_About this task:_ Please filter the listing for the string "znaczenie" and copy each matching line.

***

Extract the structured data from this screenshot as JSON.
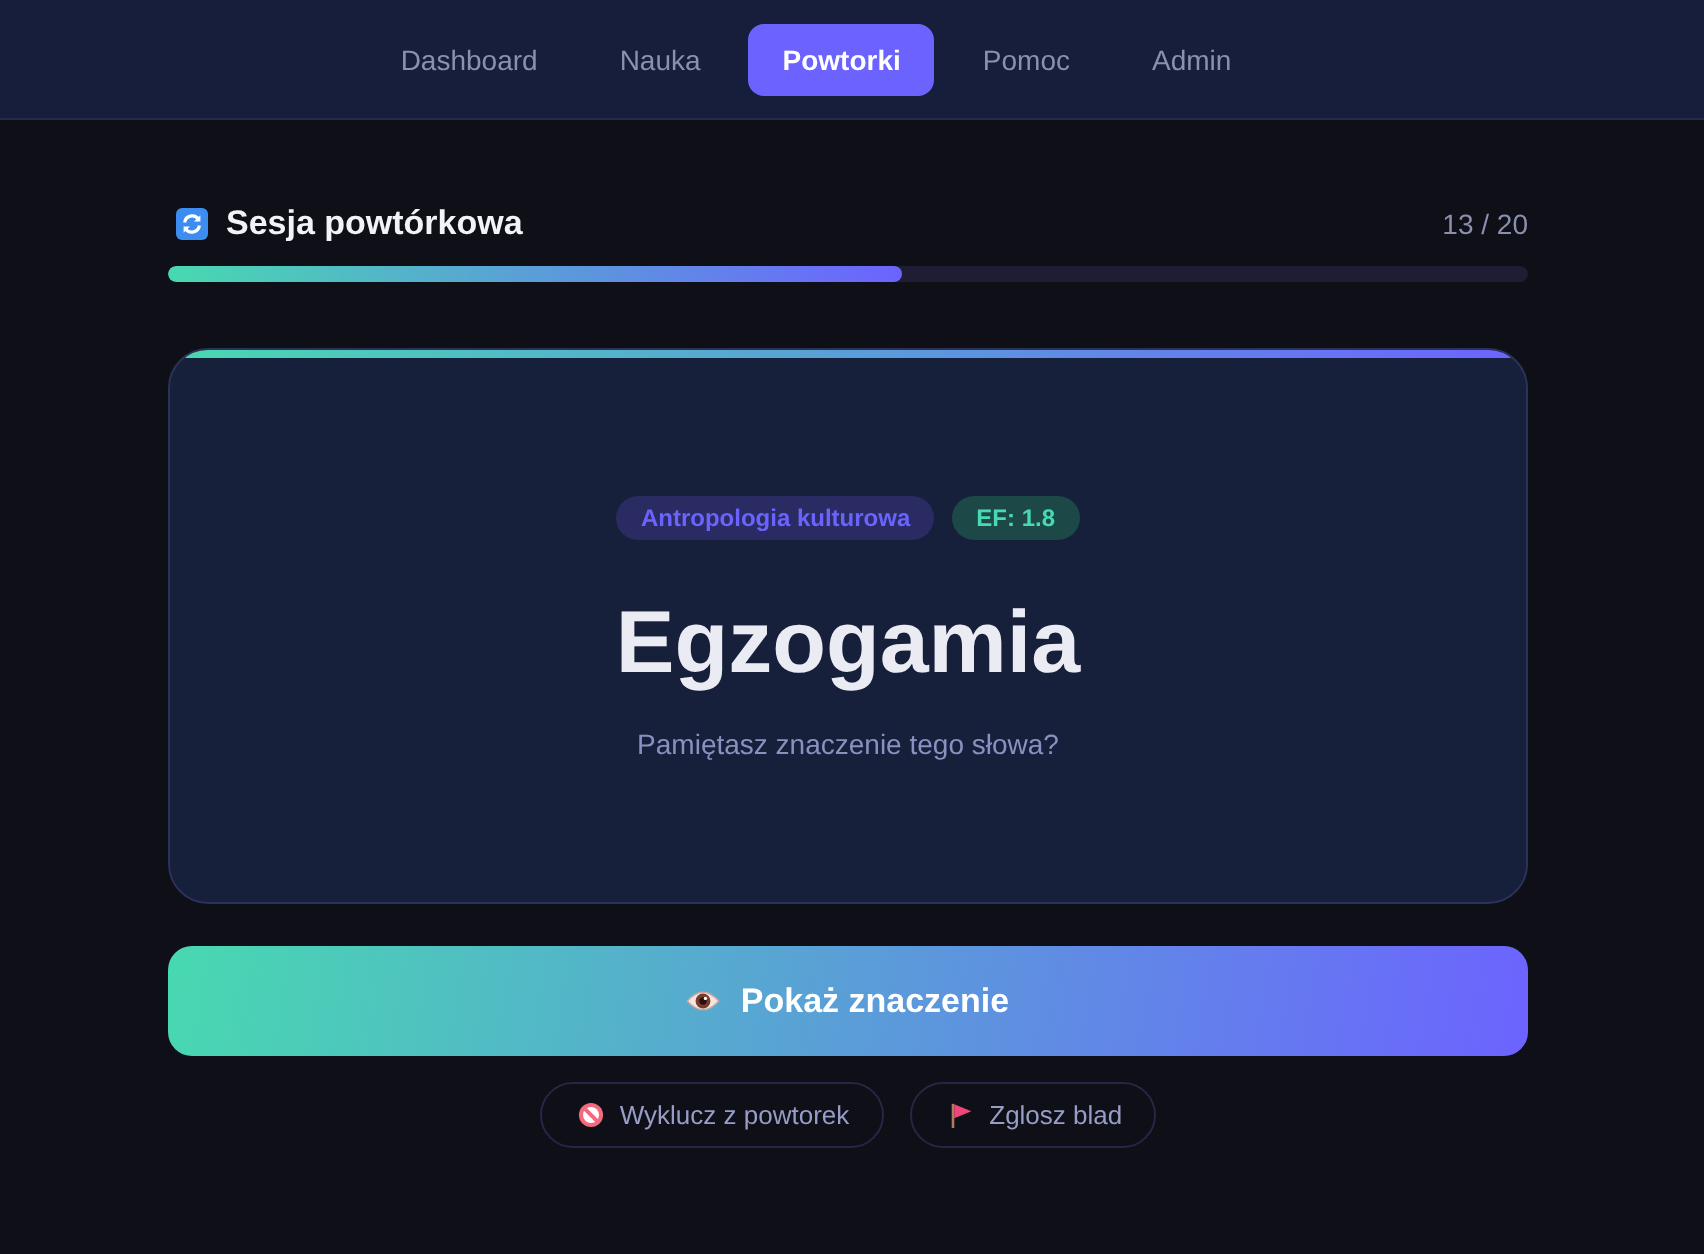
{
  "nav": {
    "tabs": [
      {
        "label": "Dashboard",
        "selected": false
      },
      {
        "label": "Nauka",
        "selected": false
      },
      {
        "label": "Powtorki",
        "selected": true
      },
      {
        "label": "Pomoc",
        "selected": false
      },
      {
        "label": "Admin",
        "selected": false
      }
    ]
  },
  "session": {
    "title": "Sesja powtórkowa",
    "counter": "13 / 20",
    "progress": {
      "level": 0.54
    }
  },
  "card": {
    "tags": [
      {
        "label": "Antropologia kulturowa",
        "kind": "category"
      },
      {
        "label": "EF: 1.8",
        "kind": "ef"
      }
    ],
    "word": "Egzogamia",
    "prompt": "Pamiętasz znaczenie tego słowa?"
  },
  "reveal_button": {
    "label": "Pokaż znaczenie"
  },
  "actions": [
    {
      "label": "Wyklucz z powtorek",
      "kind": "exclude"
    },
    {
      "label": "Zglosz blad",
      "kind": "report"
    }
  ]
}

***

_Answer box:_
    "prompt": "Pamiętasz znaczenie tego słowa?"
    "label": "Pokaż znaczenie"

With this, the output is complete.